After a bit of shouting we managed to rouse the one crew member aboard. Yes, he said. Both ships were definitely still on to sail at 6am. Tomorrow. We’d been given the wrong day by the shipping correspondent, Bob Wellings, but he was a legend so we forgave him.
And as with anything else your luck evens itself out if you work hard and are resourceful. At the Yorkshire Post, Terry Carrott and I found ourselves needing to get three picture stores in the bag before lunch so we could get over to a meeting at head office in Leeds.
Our fallback in such situations was always a museum or gallery and sure enough we picked up a nice story from the Town Docks Museum. As smoker at the time I decided a cigarette might bring inspiration so went to buy some and spotted a protest notice in the window of the tobacconists next to the Ferens. They’d received a water bill even though they didn’t have a water supply. Good story.
As we stood in Queen Victoria Square, scratching our heads to come up with a third story we were joined by Tony Baynes, a freelance who occasionally covered for Terry, and memorably when the arrival of Harvey Proctor for a University of Hull speaking engagement prompted angry protests which ended with students being injured as the MP’s driver panicked and reversed into a crowd.
Tony, laden down with more cameras and lenses than Hilton’s front window, looked surprised and asked us how on earth we’d heard about the story. We had no idea what he was on about but played along to find out.
A helicopter appeared. I don’t recall where it landed but a few minutes later Annabel Croft came running round the corner, filming Treasure Hunt, in Hull, on her birthday. Three stories in less than an hour. Thanks Tony, thanks Annabel. Game, set and match!

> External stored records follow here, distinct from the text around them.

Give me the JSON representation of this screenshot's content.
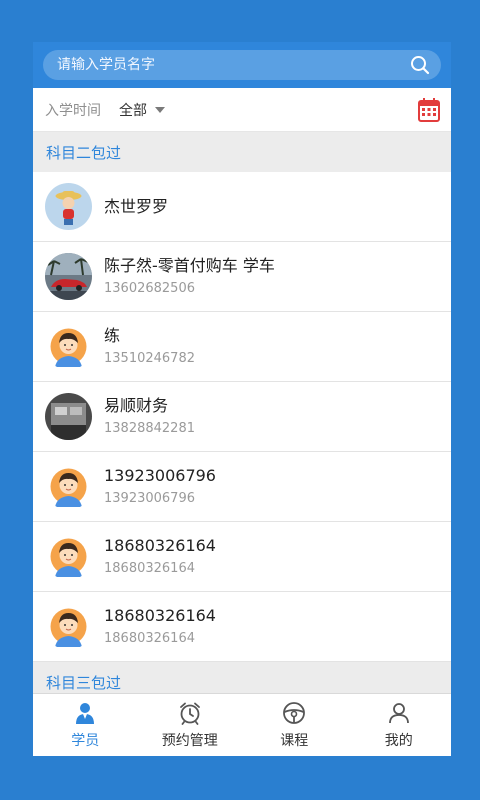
{
  "search": {
    "placeholder": "请输入学员名字"
  },
  "filter": {
    "label": "入学时间",
    "selected": "全部"
  },
  "sections": [
    {
      "title": "科目二包过"
    },
    {
      "title": "科目三包过"
    }
  ],
  "students": [
    {
      "name": "杰世罗罗",
      "phone": "",
      "avatar": "cartoon-avatar"
    },
    {
      "name": "陈子然-零首付购车 学车",
      "phone": "13602682506",
      "avatar": "car-photo-avatar"
    },
    {
      "name": "练",
      "phone": "13510246782",
      "avatar": "default-boy-avatar"
    },
    {
      "name": "易顺财务",
      "phone": "13828842281",
      "avatar": "office-photo-avatar"
    },
    {
      "name": "13923006796",
      "phone": "13923006796",
      "avatar": "default-boy-avatar"
    },
    {
      "name": "18680326164",
      "phone": "18680326164",
      "avatar": "default-boy-avatar"
    },
    {
      "name": "18680326164",
      "phone": "18680326164",
      "avatar": "default-boy-avatar"
    }
  ],
  "nav": [
    {
      "label": "学员",
      "icon": "student-icon",
      "active": true
    },
    {
      "label": "预约管理",
      "icon": "alarm-clock-icon",
      "active": false
    },
    {
      "label": "课程",
      "icon": "steering-wheel-icon",
      "active": false
    },
    {
      "label": "我的",
      "icon": "person-icon",
      "active": false
    }
  ],
  "colors": {
    "accent": "#2f86db",
    "background": "#2a7fd0",
    "calendar": "#e23c3c"
  }
}
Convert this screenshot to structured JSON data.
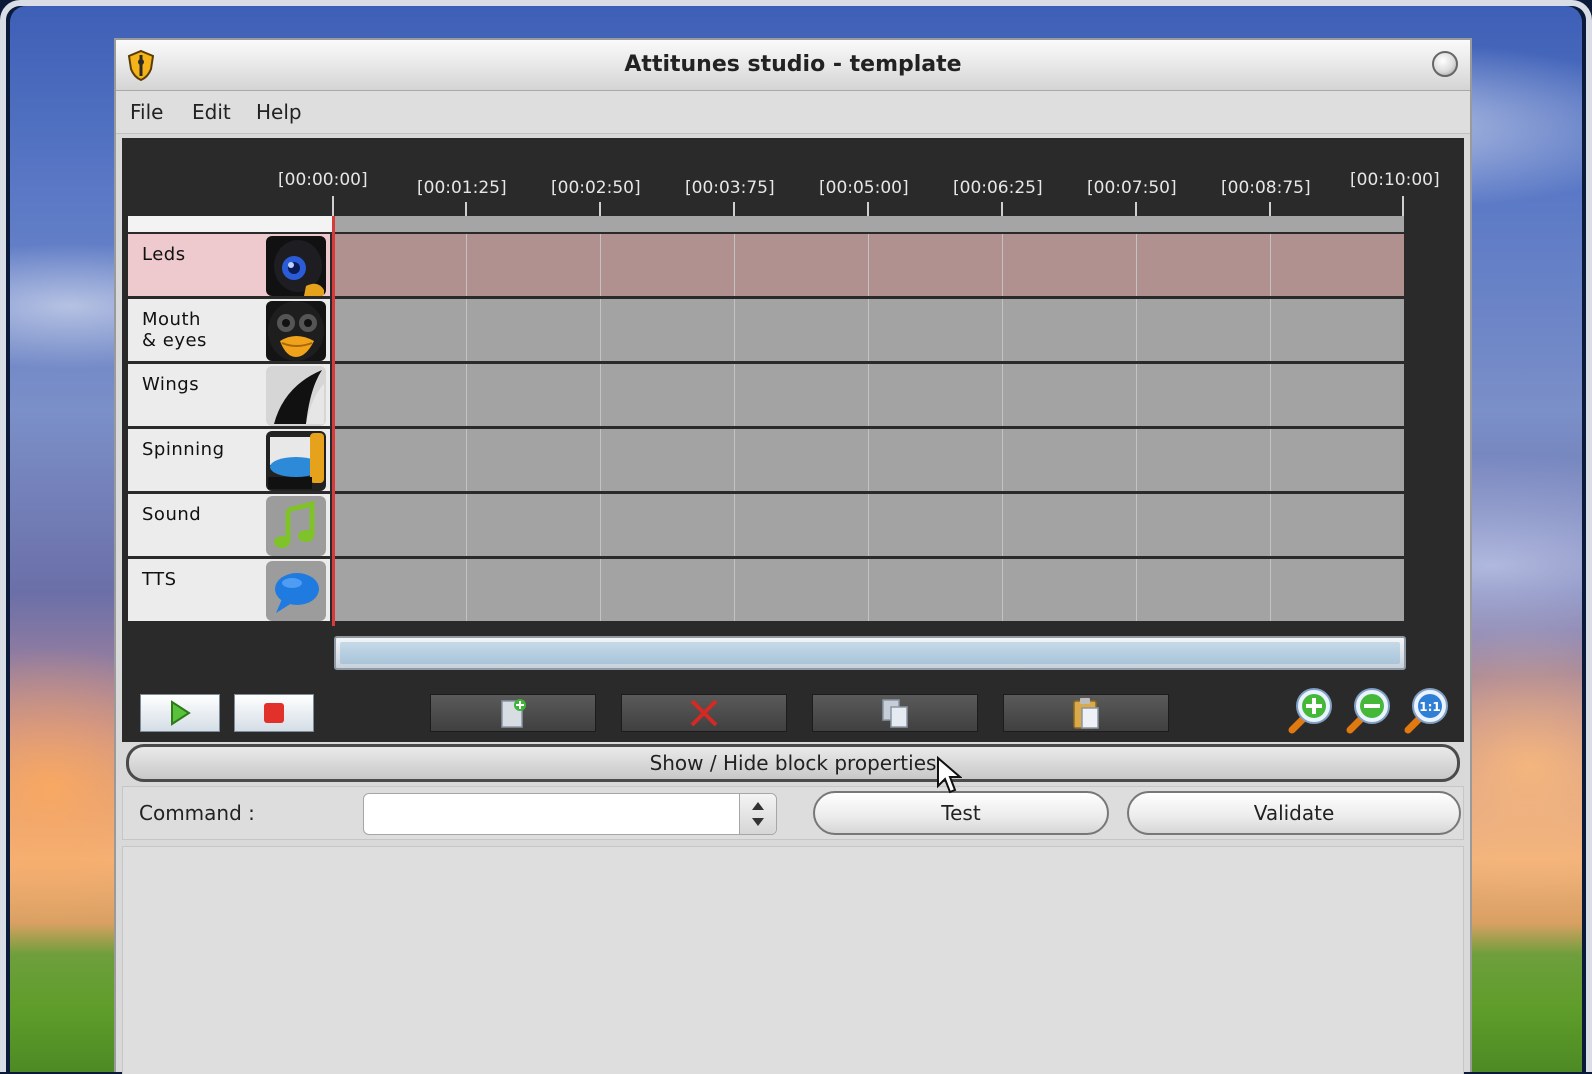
{
  "window": {
    "title": "Attitunes studio - template"
  },
  "menu": {
    "items": [
      "File",
      "Edit",
      "Help"
    ]
  },
  "timeline": {
    "ruler_labels": [
      "[00:00:00]",
      "[00:01:25]",
      "[00:02:50]",
      "[00:03:75]",
      "[00:05:00]",
      "[00:06:25]",
      "[00:07:50]",
      "[00:08:75]",
      "[00:10:00]"
    ],
    "tracks": [
      {
        "name": "Leds",
        "icon": "tux-leds-icon",
        "active": true
      },
      {
        "name": "Mouth\n& eyes",
        "icon": "tux-mouth-eyes-icon",
        "active": false
      },
      {
        "name": "Wings",
        "icon": "tux-wings-icon",
        "active": false
      },
      {
        "name": "Spinning",
        "icon": "tux-spinning-icon",
        "active": false
      },
      {
        "name": "Sound",
        "icon": "music-note-icon",
        "active": false
      },
      {
        "name": "TTS",
        "icon": "speech-bubble-icon",
        "active": false
      }
    ],
    "colors": {
      "active_track": "#eec9cd",
      "active_lane": "#b19090",
      "playhead": "#d83a3a"
    }
  },
  "toolbar": {
    "play_icon": "play-icon",
    "stop_icon": "stop-icon",
    "add_icon": "add-block-icon",
    "delete_icon": "delete-block-icon",
    "copy_icon": "copy-icon",
    "paste_icon": "paste-icon",
    "zoom_in_icon": "zoom-in-icon",
    "zoom_out_icon": "zoom-out-icon",
    "zoom_reset_label": "1:1"
  },
  "properties": {
    "toggle_label": "Show / Hide block properties",
    "command_label": "Command :",
    "command_value": "",
    "test_label": "Test",
    "validate_label": "Validate"
  }
}
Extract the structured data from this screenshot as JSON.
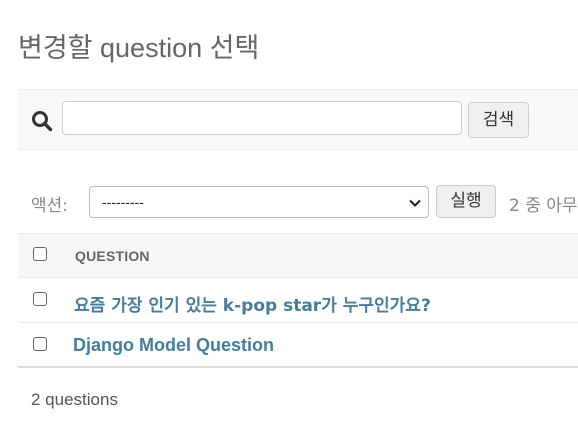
{
  "page": {
    "title": "변경할 question 선택"
  },
  "search": {
    "placeholder": "",
    "value": "",
    "button_label": "검색"
  },
  "actions": {
    "label": "액션:",
    "selected_option": "---------",
    "run_label": "실행",
    "selection_counter": "2 중 아무"
  },
  "table": {
    "column_header": "QUESTION",
    "rows": [
      {
        "text": "요즘 가장 인기 있는 k-pop star가 누구인가요?"
      },
      {
        "text": "Django Model Question"
      }
    ]
  },
  "footer": {
    "result_count": "2 questions"
  },
  "icons": {
    "search": "search-icon",
    "select_arrow": "chevron-down-icon"
  },
  "colors": {
    "link": "#447e9b",
    "header_bg": "#f6f6f6",
    "toolbar_bg": "#f8f8f8"
  }
}
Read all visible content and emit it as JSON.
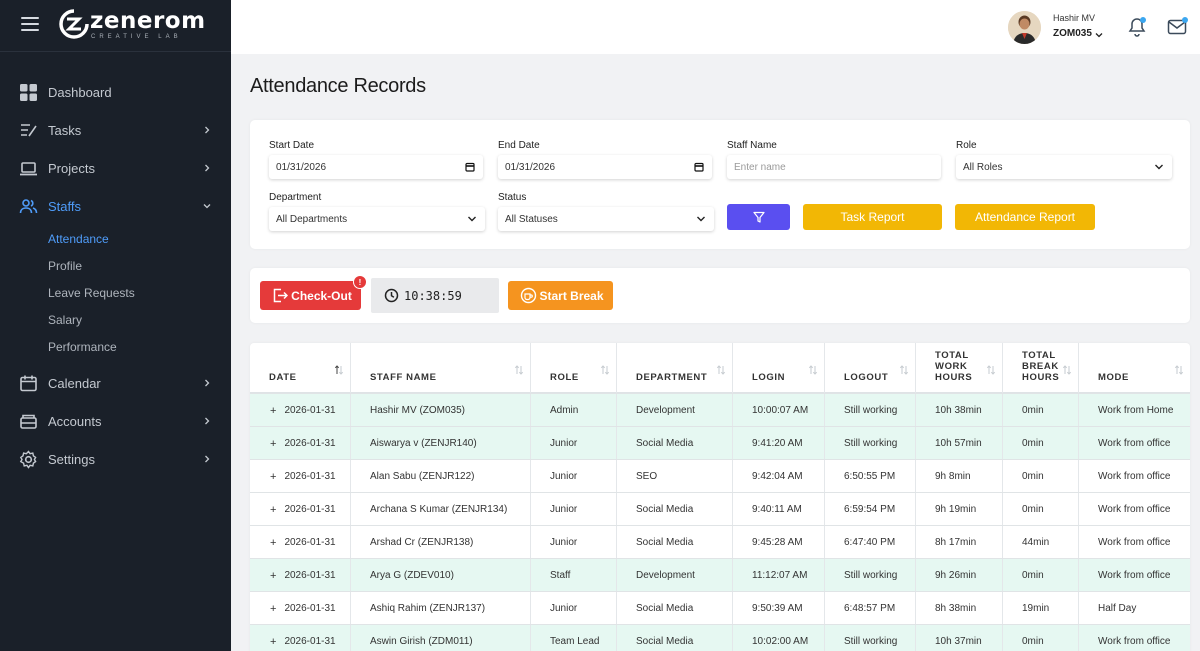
{
  "brand": {
    "name": "zenerom",
    "tagline": "CREATIVE LAB"
  },
  "sidebar": {
    "items": [
      {
        "label": "Dashboard",
        "icon": "dashboard-grid-icon"
      },
      {
        "label": "Tasks",
        "icon": "tasks-icon"
      },
      {
        "label": "Projects",
        "icon": "laptop-icon"
      },
      {
        "label": "Staffs",
        "icon": "users-icon"
      },
      {
        "label": "Calendar",
        "icon": "calendar-icon"
      },
      {
        "label": "Accounts",
        "icon": "accounts-icon"
      },
      {
        "label": "Settings",
        "icon": "gear-icon"
      }
    ],
    "subitems": [
      "Attendance",
      "Profile",
      "Leave Requests",
      "Salary",
      "Performance"
    ],
    "active_subitem": "Attendance"
  },
  "user": {
    "name": "Hashir MV",
    "code": "ZOM035"
  },
  "page": {
    "title": "Attendance Records"
  },
  "filters": {
    "start_date": {
      "label": "Start Date",
      "value": "01/31/2026"
    },
    "end_date": {
      "label": "End Date",
      "value": "01/31/2026"
    },
    "staff_name": {
      "label": "Staff Name",
      "placeholder": "Enter name"
    },
    "role": {
      "label": "Role",
      "value": "All Roles"
    },
    "department": {
      "label": "Department",
      "value": "All Departments"
    },
    "status": {
      "label": "Status",
      "value": "All Statuses"
    },
    "task_report_label": "Task Report",
    "attendance_report_label": "Attendance Report"
  },
  "actions": {
    "checkout_label": "Check-Out",
    "checkout_badge": "!",
    "timer": "10:38:59",
    "break_label": "Start Break"
  },
  "table": {
    "columns": [
      {
        "label": "DATE"
      },
      {
        "label": "STAFF NAME"
      },
      {
        "label": "ROLE"
      },
      {
        "label": "DEPARTMENT"
      },
      {
        "label": "LOGIN"
      },
      {
        "label": "LOGOUT"
      },
      {
        "label": "TOTAL WORK HOURS",
        "lines": [
          "TOTAL",
          "WORK",
          "HOURS"
        ]
      },
      {
        "label": "TOTAL BREAK HOURS",
        "lines": [
          "TOTAL",
          "BREAK",
          "HOURS"
        ]
      },
      {
        "label": "MODE"
      }
    ],
    "rows": [
      {
        "date": "2026-01-31",
        "staff": "Hashir MV (ZOM035)",
        "role": "Admin",
        "department": "Development",
        "login": "10:00:07 AM",
        "logout": "Still working",
        "work": "10h 38min",
        "break": "0min",
        "mode": "Work from Home",
        "highlight": true
      },
      {
        "date": "2026-01-31",
        "staff": "Aiswarya v (ZENJR140)",
        "role": "Junior",
        "department": "Social Media",
        "login": "9:41:20 AM",
        "logout": "Still working",
        "work": "10h 57min",
        "break": "0min",
        "mode": "Work from office",
        "highlight": true
      },
      {
        "date": "2026-01-31",
        "staff": "Alan Sabu (ZENJR122)",
        "role": "Junior",
        "department": "SEO",
        "login": "9:42:04 AM",
        "logout": "6:50:55 PM",
        "work": "9h 8min",
        "break": "0min",
        "mode": "Work from office",
        "highlight": false
      },
      {
        "date": "2026-01-31",
        "staff": "Archana S Kumar (ZENJR134)",
        "role": "Junior",
        "department": "Social Media",
        "login": "9:40:11 AM",
        "logout": "6:59:54 PM",
        "work": "9h 19min",
        "break": "0min",
        "mode": "Work from office",
        "highlight": false
      },
      {
        "date": "2026-01-31",
        "staff": "Arshad Cr (ZENJR138)",
        "role": "Junior",
        "department": "Social Media",
        "login": "9:45:28 AM",
        "logout": "6:47:40 PM",
        "work": "8h 17min",
        "break": "44min",
        "mode": "Work from office",
        "highlight": false
      },
      {
        "date": "2026-01-31",
        "staff": "Arya G (ZDEV010)",
        "role": "Staff",
        "department": "Development",
        "login": "11:12:07 AM",
        "logout": "Still working",
        "work": "9h 26min",
        "break": "0min",
        "mode": "Work from office",
        "highlight": true
      },
      {
        "date": "2026-01-31",
        "staff": "Ashiq Rahim (ZENJR137)",
        "role": "Junior",
        "department": "Social Media",
        "login": "9:50:39 AM",
        "logout": "6:48:57 PM",
        "work": "8h 38min",
        "break": "19min",
        "mode": "Half Day",
        "highlight": false
      },
      {
        "date": "2026-01-31",
        "staff": "Aswin Girish (ZDM011)",
        "role": "Team Lead",
        "department": "Social Media",
        "login": "10:02:00 AM",
        "logout": "Still working",
        "work": "10h 37min",
        "break": "0min",
        "mode": "Work from office",
        "highlight": true
      }
    ]
  },
  "colors": {
    "sidebar_bg": "#1a2029",
    "accent_blue": "#4f9cf9",
    "checkout_red": "#e53a3a",
    "break_orange": "#f5941f",
    "report_yellow": "#f2b705",
    "filter_purple": "#5a4ff0",
    "row_highlight": "#e6f8f2"
  }
}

It’s 40 years this year since Phil Ascough, our most prolific freelance contributor, arrived in Hull to begin a new episode in his journalistic career. Having spent two years on the weekly Doncaster Gazette, Phil headed east to the Hull Daily Mail. Apart from three years on the Royal Gazette in Bermuda and a short spell at the Teesside Gazette, he’s been here ever since. He worked for the Yorkshire Post and the BBC before returning to the Mail and becoming business editor. He moved into sports media with the Press Association in Leeds and then Howden, and set up his own PR consultancy in 2010. To mark the anniversary he has set out to write 40 essays looking at his career, our city and its people.